It's not too late to commit to writing a novel in 30 days! November is National Novel Writing Month, a popular writing initiative that takes the nation by storm each year, which was started a decade ago right here in the KC metro.
I bet you didn't know a NY Times Best-seller started as a Nanowrimo novel.
(How's that for inspiration?)
Want to test your mettle to see if you can write a novel in one month? Read the article below, sign up at nanowrimo.org , plan on attending some local write-in meetings and then this Saturday, start writing!
Good luck to all who participate!
Novel Concept: Writers sign up for Ambitious Writing Project
With a recent study showing more than 80 percent of Americans would like to write a book, it’s obviously a common goal for many.
So if you’re one of those who wants to write your own novel, get your laptop fired up — National Novel Writing Month is almost here.
The annual event, which goes by the shorthand NaNoWriMo, is pretty straight-forward: Write a 50,000-word novel during the month of November, then upload it to www.nanowrimo.org. A computer will count your words, and if you hit the 50,000-word mark, you’ll get a certificate.
“There’s no magic here,” says Chris Baty, a Prairie Village, Kan. native who founded the event. “All we’re doing is giving people a little bit of inspiration and a little structure.”
Baty, who now lives in San Francisco, started the writing event in 1999 with a group of friends. They picked 50,000 words as an arbitrary number that seemed attainable but would still qualify as a short novel.
It’s grown into a nonprofit organization and more than 101,000 people participated in 80 countries last year.
“We all have dozens of books in us,” Baty says. “Sometimes people get caught up by the fact that they don’t have THE idea, the book no one’s ever written before, and it has to appear before they start writing. That idea I don’t think ever comes. You just have to start writing.”
Some NaNoWriMo novelists have done just that and have had luck in the past. Baty says 27 manuscripts have been sold to publishers, and the event can now tout a New York Times best-seller: “Water for Elephants,” by Sara Gruen.
The key, participants say, is not to worry about quality — just get words on paper. Writers that have been successful say there are different strategies to getting through.
Some days, people write a chapter that’s 3,000 words, which is a lot of output for a single day. The next day, they might write a single scene that’s much shorter. Another strategy is writing 1,667 words (roughly 5 pages) a day no matter what, which puts writers on pace to finish the novel by the end of the month.
And there are resources available. The organization’s Web site, has tips, forums, aids and also lists local write-ins that will happen in various cities across the globe. At the write-in events, NaNoWriMo participants can actually write, get inspiration from one another and bounce ideas off of each other.
‘Life of its own’
"If you want to participate and don’t have an idea, don’t fear," says Ted Boone who has participated in Nanowrimo before.

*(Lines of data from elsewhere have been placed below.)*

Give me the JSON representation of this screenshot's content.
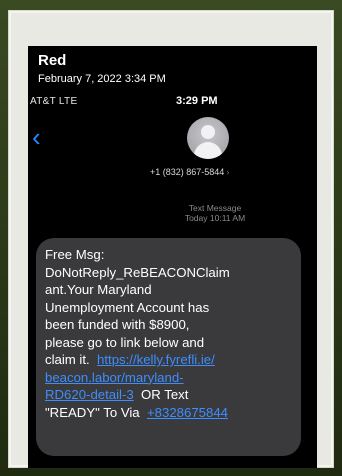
{
  "photo": {
    "sender": "Red",
    "date": "February 7, 2022 3:34 PM"
  },
  "status_bar": {
    "carrier": "AT&T  LTE",
    "time": "3:29 PM"
  },
  "contact": {
    "number": "+1 (832) 867-5844",
    "chevron": "›"
  },
  "message_meta": {
    "type": "Text Message",
    "time": "Today 10:11 AM"
  },
  "message": {
    "line1": "Free Msg:",
    "line2": "DoNotReply_ReBEACONClaim",
    "line3": "ant.Your Maryland",
    "line4": "Unemployment Account has",
    "line5": "been funded with $8900,",
    "line6": "please go to link below and",
    "line7_text": "claim it.",
    "line7_link": "https://kelly.fyrefli.ie/",
    "line8_link": "beacon.labor/maryland-",
    "line9_link": "RD620-detail-3",
    "line9_text": "OR Text",
    "line10_text": "\"READY\" To Via",
    "line10_link": "+8328675844"
  },
  "colors": {
    "link": "#3d8eff",
    "bubble": "#3a3a3c",
    "back_chevron": "#1f8bff"
  },
  "icons": {
    "back": "chevron-left-icon",
    "avatar": "person-silhouette-icon"
  }
}
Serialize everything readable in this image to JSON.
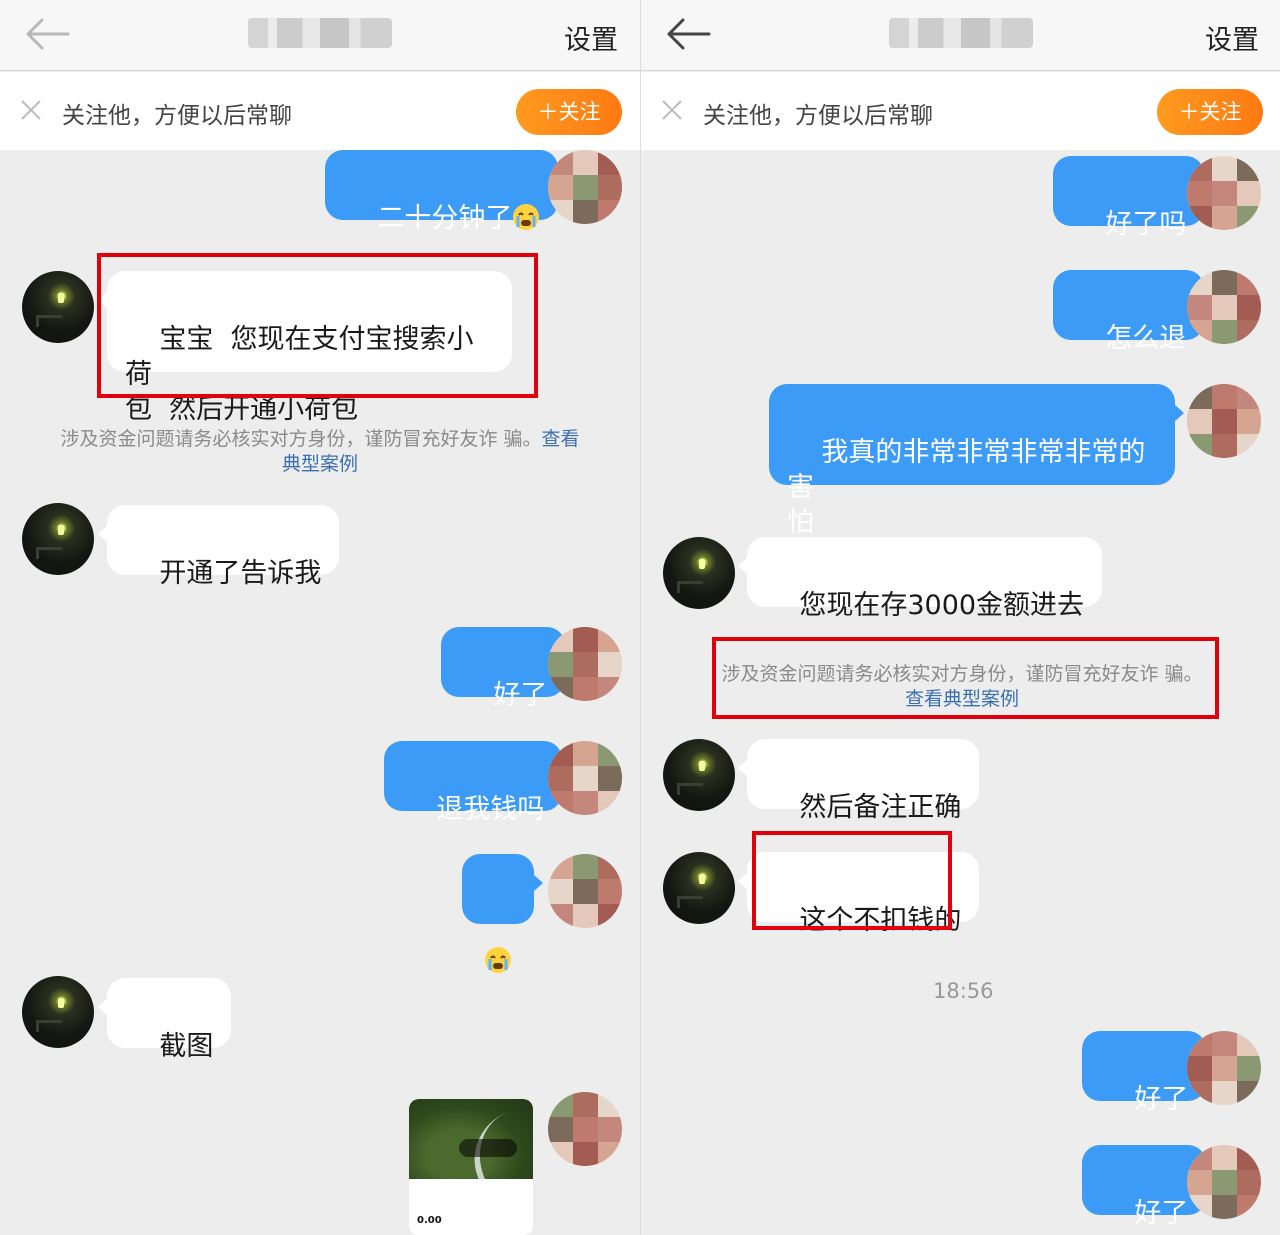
{
  "left": {
    "title": "",
    "settings_label": "设置",
    "follow_text": "关注他，方便以后常聊",
    "follow_button": "＋关注",
    "messages": [
      {
        "dir": "out",
        "text": "二十分钟了",
        "emoji": "crying-emoji"
      },
      {
        "dir": "in",
        "text": "宝宝  您现在支付宝搜索小荷\n包  然后开通小荷包"
      },
      {
        "dir": "in",
        "text": "开通了告诉我"
      },
      {
        "dir": "out",
        "text": "好了"
      },
      {
        "dir": "out",
        "text": "退我钱吗"
      },
      {
        "dir": "out",
        "text": "",
        "emoji": "crying-emoji"
      },
      {
        "dir": "in",
        "text": "截图"
      }
    ],
    "notice": {
      "text": "涉及资金问题请务必核实对方身份，谨防冒充好友诈\n骗。",
      "link": "查看典型案例"
    },
    "image_message": {
      "amount": "0.00"
    }
  },
  "right": {
    "title": "",
    "settings_label": "设置",
    "follow_text": "关注他，方便以后常聊",
    "follow_button": "＋关注",
    "messages": [
      {
        "dir": "out",
        "text": "好了吗"
      },
      {
        "dir": "out",
        "text": "怎么退"
      },
      {
        "dir": "out",
        "text": "我真的非常非常非常非常的害\n怕"
      },
      {
        "dir": "in",
        "text": "您现在存3000金额进去"
      },
      {
        "dir": "in",
        "text": "然后备注正确"
      },
      {
        "dir": "in",
        "text": "这个不扣钱的"
      },
      {
        "dir": "out",
        "text": "好了"
      },
      {
        "dir": "out",
        "text": "好了"
      }
    ],
    "notice": {
      "text": "涉及资金问题请务必核实对方身份，谨防冒充好友诈\n骗。",
      "link": "查看典型案例"
    },
    "timestamp": "18:56"
  },
  "colors": {
    "outgoing_bubble": "#3d9bf8",
    "incoming_bubble": "#ffffff",
    "follow_button": "#ff8a18",
    "highlight_box": "#e0000e",
    "link": "#3b6fb3"
  }
}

"I often don’t choose my topic until a day or two before Nov. 1. And even then, I don’t have the whole thing mapped out. I usually find I’ve got a good starting point, a couple of points in the middle I’d like to strike, and I know where I want to finish. Somewhere in the process, I’ll get to the point where I feel like I'm not telling the story. Literally the story will take on a life of its own.”
Article originally published by Terry Rombeck at: